(Web page and app entries)
━━━
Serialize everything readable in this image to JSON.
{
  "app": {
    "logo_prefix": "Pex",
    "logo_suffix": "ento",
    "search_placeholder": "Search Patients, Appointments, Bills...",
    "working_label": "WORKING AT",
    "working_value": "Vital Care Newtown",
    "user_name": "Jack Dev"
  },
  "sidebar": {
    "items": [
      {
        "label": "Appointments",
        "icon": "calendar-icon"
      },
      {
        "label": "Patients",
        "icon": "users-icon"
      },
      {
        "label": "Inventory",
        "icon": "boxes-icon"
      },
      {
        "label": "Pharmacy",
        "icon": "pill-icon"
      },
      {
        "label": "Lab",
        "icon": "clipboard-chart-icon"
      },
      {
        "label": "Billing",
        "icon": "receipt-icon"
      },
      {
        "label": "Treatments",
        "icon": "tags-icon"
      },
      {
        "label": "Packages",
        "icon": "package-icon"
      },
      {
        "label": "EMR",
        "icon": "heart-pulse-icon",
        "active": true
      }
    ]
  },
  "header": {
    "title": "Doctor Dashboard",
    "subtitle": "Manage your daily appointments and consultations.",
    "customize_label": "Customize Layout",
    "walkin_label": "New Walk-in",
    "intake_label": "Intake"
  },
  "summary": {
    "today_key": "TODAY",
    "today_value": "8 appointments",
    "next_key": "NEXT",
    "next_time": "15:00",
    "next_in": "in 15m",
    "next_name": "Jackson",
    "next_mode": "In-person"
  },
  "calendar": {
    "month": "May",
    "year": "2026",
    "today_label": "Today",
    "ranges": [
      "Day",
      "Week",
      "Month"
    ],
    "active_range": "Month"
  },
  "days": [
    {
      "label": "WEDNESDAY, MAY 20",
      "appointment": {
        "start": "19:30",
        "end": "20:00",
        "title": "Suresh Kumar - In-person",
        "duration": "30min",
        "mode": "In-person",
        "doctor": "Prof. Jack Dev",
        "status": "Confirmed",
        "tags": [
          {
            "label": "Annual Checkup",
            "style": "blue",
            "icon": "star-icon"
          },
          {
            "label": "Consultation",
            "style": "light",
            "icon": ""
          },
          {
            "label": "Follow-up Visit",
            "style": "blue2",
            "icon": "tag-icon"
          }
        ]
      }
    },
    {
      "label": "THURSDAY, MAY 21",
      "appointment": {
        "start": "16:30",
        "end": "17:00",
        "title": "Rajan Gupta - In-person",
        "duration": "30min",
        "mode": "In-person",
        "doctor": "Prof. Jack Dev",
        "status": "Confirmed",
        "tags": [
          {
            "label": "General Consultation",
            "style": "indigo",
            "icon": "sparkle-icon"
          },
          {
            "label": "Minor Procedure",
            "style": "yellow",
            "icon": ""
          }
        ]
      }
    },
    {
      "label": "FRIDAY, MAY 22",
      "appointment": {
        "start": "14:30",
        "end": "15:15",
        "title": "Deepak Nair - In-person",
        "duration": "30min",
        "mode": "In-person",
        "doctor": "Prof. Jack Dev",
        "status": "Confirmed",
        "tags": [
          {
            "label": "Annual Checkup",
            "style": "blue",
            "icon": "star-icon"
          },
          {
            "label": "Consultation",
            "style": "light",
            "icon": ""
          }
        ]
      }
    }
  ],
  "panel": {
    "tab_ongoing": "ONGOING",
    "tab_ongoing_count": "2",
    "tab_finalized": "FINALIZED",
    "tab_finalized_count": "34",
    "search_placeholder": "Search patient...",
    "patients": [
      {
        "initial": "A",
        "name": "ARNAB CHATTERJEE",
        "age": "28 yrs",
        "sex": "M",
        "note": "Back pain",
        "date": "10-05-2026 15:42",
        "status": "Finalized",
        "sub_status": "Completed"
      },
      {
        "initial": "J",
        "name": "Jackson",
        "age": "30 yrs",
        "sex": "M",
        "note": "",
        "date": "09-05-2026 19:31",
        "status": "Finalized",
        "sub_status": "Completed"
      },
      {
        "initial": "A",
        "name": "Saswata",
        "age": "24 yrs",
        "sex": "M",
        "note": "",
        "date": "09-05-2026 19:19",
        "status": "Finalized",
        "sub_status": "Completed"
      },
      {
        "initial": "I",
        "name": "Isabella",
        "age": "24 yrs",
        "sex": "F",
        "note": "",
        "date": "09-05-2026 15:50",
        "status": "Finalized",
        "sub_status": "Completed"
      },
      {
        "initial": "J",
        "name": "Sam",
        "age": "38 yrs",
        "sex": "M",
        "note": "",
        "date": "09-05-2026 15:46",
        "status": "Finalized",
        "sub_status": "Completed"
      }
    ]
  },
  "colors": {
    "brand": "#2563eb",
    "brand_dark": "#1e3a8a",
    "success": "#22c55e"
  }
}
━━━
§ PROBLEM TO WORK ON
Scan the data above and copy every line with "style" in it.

§ EXERCISE OUTPUT
            "style": "blue",
            "style": "light",
            "style": "blue2",
            "style": "indigo",
            "style": "yellow",
            "style": "blue",
            "style": "light",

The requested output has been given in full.